"I can apologise for the information being wrong but I can never apologise, sincerely at least, for removing Saddam."
So he wasn't apologising for something that no-one had asked him to apologise for, and while he 'could' apologise for the Dodgy Dossier, it was by no means clear that he was actually doing so. The cynicism of that statement popped into my head again yesterday when I saw Mike Smithson's non-apology for his propaganda letters to voters, because it was very much in the same mould.
"As is widely known I have been a member of the Lib Dems since its foundation and make no apologies for seeking to help the party during elections."
That's absolutely fine, but according to Wikipedia the Liberal Democrats currently have 120,845 members. The other 120,844 somehow manage to "help the party during elections" without conning voters into thinking they are an "impartial election expert" offering objective advice about tactical voting options. That's what people think Smithson should apologise for, not for doing a bit of honest canvassing.
But once the decoy non-apology was out of the way, we then got a fascinating clue as to what has really been going on.
"I should explain that while I approved the text of the letters I did not have a prior view of the list of constituencies they were going to. This was unlike GE2017 when a similar exercise was carried out with me approving every single seat on the constituency list...The party has given me assurances about the future."
In other words, he did not write the letters himself, and although he "approved" the text, he allowed the Lib Dems to choose which seats the advice would be used in. That makes the whole "election expert" thing a nonsense, because unless advice to "tactically vote Lib Dem to stop Labour" is carefully matched to correct constituencies by the "expert" on the basis of voting and polling trends, it might as well just be random noise - or, more accurately, propaganda.
And he's right about one thing - the character of the letters is very different from 2017, when they were making specific claims about specific constituencies, and when the claims did at least have some basis in fact, even if they were being stretched to the limit. For example, the idea that the Lib Dems were best-placed to defeat the SNP in East Dunbartonshire, which could be justified on the basis of the previous general election result, albeit not on the basis of the local elections held just a few weeks before polling day. Compare that specificity to the vagueness of this letter that has apparently been randomly sent out to Scottish voters this time -
I don't believe Smithson wrote a single word of that, and if he approved it he deserves every single bit of criticism that comes his way, because the claims in the letter are not ones that any genuine election expert would ever put his name to in a million years. In the vast majority of Scottish seats, there is no conceivable way that "tactically voting Liberal Democrat" can possibly help to stop Brexit.

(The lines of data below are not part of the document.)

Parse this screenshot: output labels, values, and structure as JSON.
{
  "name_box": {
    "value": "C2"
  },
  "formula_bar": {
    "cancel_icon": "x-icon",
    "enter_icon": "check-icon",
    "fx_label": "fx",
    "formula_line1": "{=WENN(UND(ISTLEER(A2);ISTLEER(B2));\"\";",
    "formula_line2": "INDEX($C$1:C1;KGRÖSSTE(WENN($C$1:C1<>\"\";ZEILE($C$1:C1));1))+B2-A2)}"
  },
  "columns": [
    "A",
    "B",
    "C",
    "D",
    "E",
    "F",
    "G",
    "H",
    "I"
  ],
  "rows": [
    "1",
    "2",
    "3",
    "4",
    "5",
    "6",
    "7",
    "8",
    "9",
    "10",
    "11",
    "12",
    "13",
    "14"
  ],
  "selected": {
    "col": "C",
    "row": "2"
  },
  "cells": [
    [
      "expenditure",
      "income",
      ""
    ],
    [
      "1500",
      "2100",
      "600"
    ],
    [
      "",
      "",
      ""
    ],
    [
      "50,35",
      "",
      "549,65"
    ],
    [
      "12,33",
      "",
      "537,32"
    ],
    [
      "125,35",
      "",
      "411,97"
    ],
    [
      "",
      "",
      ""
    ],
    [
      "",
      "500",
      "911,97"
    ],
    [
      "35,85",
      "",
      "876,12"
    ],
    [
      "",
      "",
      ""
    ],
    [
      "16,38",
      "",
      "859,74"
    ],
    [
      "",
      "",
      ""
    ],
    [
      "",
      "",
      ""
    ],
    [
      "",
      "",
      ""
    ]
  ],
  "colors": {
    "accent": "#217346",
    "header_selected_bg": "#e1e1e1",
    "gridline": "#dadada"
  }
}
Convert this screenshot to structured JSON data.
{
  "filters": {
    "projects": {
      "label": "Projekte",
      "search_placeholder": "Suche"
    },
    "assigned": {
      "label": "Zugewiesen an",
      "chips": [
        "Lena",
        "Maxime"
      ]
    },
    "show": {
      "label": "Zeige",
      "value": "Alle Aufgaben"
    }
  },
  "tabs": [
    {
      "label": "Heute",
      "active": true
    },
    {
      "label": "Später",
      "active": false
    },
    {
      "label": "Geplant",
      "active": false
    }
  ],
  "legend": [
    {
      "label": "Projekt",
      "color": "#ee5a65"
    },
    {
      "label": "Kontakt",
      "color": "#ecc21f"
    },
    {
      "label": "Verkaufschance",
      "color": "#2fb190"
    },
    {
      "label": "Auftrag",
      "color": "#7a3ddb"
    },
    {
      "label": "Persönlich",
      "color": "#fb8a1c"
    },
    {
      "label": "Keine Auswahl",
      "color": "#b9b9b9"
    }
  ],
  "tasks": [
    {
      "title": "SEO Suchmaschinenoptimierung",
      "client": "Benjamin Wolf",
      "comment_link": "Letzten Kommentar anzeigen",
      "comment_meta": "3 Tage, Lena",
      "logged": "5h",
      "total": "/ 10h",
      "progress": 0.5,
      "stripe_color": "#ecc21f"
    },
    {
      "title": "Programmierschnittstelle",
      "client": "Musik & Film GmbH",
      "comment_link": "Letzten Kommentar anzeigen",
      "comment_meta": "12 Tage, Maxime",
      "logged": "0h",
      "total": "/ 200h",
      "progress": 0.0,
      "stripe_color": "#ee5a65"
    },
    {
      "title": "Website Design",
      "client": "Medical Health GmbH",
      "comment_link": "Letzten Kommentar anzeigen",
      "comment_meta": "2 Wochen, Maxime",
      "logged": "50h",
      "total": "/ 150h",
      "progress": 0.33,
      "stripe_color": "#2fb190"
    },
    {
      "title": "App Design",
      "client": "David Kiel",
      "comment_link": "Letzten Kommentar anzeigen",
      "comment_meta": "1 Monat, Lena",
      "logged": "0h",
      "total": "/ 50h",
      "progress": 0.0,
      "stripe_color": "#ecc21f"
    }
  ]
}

In every single Conservative-held seat, the SNP are the only credible challenger, and voting Lib Dem would just help the Brexit-supporting Tories to hold on. To the extent that Labour can be considered a pro-Brexit party, the same is true in Labour seats - the SNP are in second place in all of those. In spite of Smithson's blind spots, he's intelligent enough to know all of that, so if he approved that text, he knowingly approved something that is not only untrue, but the opposite of the truth.
And as for the notion that independence isn't "needed", that's self-evidently a political opinion, not something that can possibly be established by polling or election trends. But it's richly ironic that the Lib Dems would choose to put those words in the mouth of Smithson of all people, because he's on the record as saying that he would vote for independence if he lived here!